Come this time next week, 2018 will be in the rear-view mirror and we will be looking ahead to what 2019 has to offer us. Before we officially close that book, let us look back at the roller coaster of a year that the oil markets has endured. A bit of a reminder that no one can really predict what is to come.
Among the never ending list of topics to debate throughout the world, one of the hottest topics might just be global warming. Pun intended!
After 15 months on December 20th, Shell has received the permits needed for its Falcon Ethane Pipeline to feed the new petrochemical plant in Beaver County from the Pennsylvania DEP. “With the state Department of Environmental Protection permits granted Thursday, construction on the line is expected to start next year.

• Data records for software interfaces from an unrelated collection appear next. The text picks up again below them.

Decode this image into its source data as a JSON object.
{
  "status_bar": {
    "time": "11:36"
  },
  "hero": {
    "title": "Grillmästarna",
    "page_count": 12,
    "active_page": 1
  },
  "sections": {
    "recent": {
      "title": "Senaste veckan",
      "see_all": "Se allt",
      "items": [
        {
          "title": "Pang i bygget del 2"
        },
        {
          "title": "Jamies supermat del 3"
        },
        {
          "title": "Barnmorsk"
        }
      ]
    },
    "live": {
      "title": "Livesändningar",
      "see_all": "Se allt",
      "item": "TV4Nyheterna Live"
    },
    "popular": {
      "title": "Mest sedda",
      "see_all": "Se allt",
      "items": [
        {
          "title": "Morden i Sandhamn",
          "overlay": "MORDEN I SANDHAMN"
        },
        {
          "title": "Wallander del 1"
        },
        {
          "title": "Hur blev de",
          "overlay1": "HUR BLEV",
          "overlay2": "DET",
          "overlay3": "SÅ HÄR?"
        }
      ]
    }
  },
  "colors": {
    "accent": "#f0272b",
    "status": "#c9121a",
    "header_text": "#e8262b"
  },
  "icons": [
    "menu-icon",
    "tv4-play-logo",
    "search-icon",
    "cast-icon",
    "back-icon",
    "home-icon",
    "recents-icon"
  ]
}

The pipeline will feed as much as 107,000 barrels of ethane per day to Shell’s $6 billion cracker plant in Potter Township.” Ethane is a natural gas liquid that is produced from Appalachia’s shale wells. The Shell plant is expected to manufacture plastics with power generated from fracking activities in Appalachia.
With 2018 coming to a close, US trucking companies are expecting to see freight volumes remain steady if not increase heading into 2019. One factor leading to a rise in truckload shipments can be linked to increased tariffs on Chinese goods by the US. The uptick in tariffs can be traced back September of 2018 when President Trump raised tariffs to 10% on 200 billion worth of imported Chinese products. This news immediately impacted and shifted peak shipping seasons on land and by sea in the US.

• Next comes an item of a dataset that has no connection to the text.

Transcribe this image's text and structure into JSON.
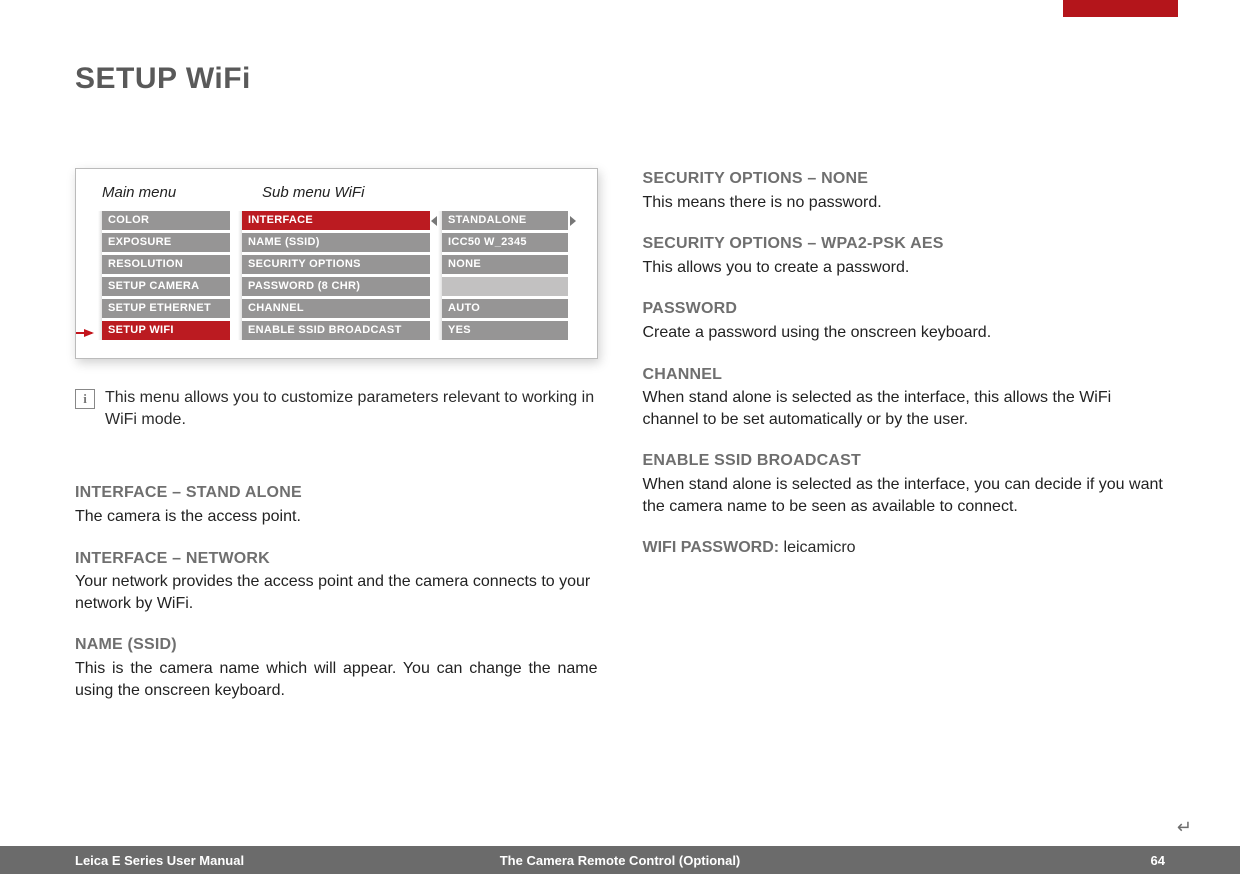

Earlier this week, oil and gas industry supporters lined the streets of Calgary outside of city hall in support of government action. The oil industry is costing the province of Alberta and Canada an estimated $80 million a day because of too much production and not enough pipeline. With the looming provincial and federal election, Premier Rachel Notley and Prime Minister Justin Trudeau are feeling the heat.
Oil prices fell more than 1% yesterday hitting 14 month lows after reports of an increase in U.S. inventories along with surging shale output.
As of December 18th, 2018 diesel fuel was at its lowest point since April of this year. The United States average price per gallon for on-road diesel is currently at $3.121.
With constant fluctuations in price, fleet owners are becoming much more conscious of their fueling spend. Some may shop around to find more cost effective supply options, while others are looking at newer technologies to increase fuel efficiencies. Most of us have seen smart phone applications for everything it seems, but now trucking companies are more regularly looking into newer apps as a fuel optimization solution. Two companies in particular are setting the standard for over the road truckers in this category.
The oil patch rallied today after starting off the day in the red as news hit this afternoon that Saudi Arabia will be targeting the United States with sharp oil export cuts in January.
The United States Department of the Interior announced a revision last week about an increase in the potential production in the Wolfcamp Shale and Bone Spring Formation. The announcement stated, two underground layers in the Delaware Basin in the Permian shale play of West Texas and New Mexico, contain 46.3 billion barrels of oil, 281 trillion cubic feet of natural gas and 20 billion barrels of natural gas liquids. This represents the largest pool of oil and gas reserves anywhere in the United States. The Permian is already the driving force in production hitting an all-time high in November of 11.7 million barrels per day (bpd) as it is the biggest producer and boasts the quickest rate of production at 3.63 million bpd.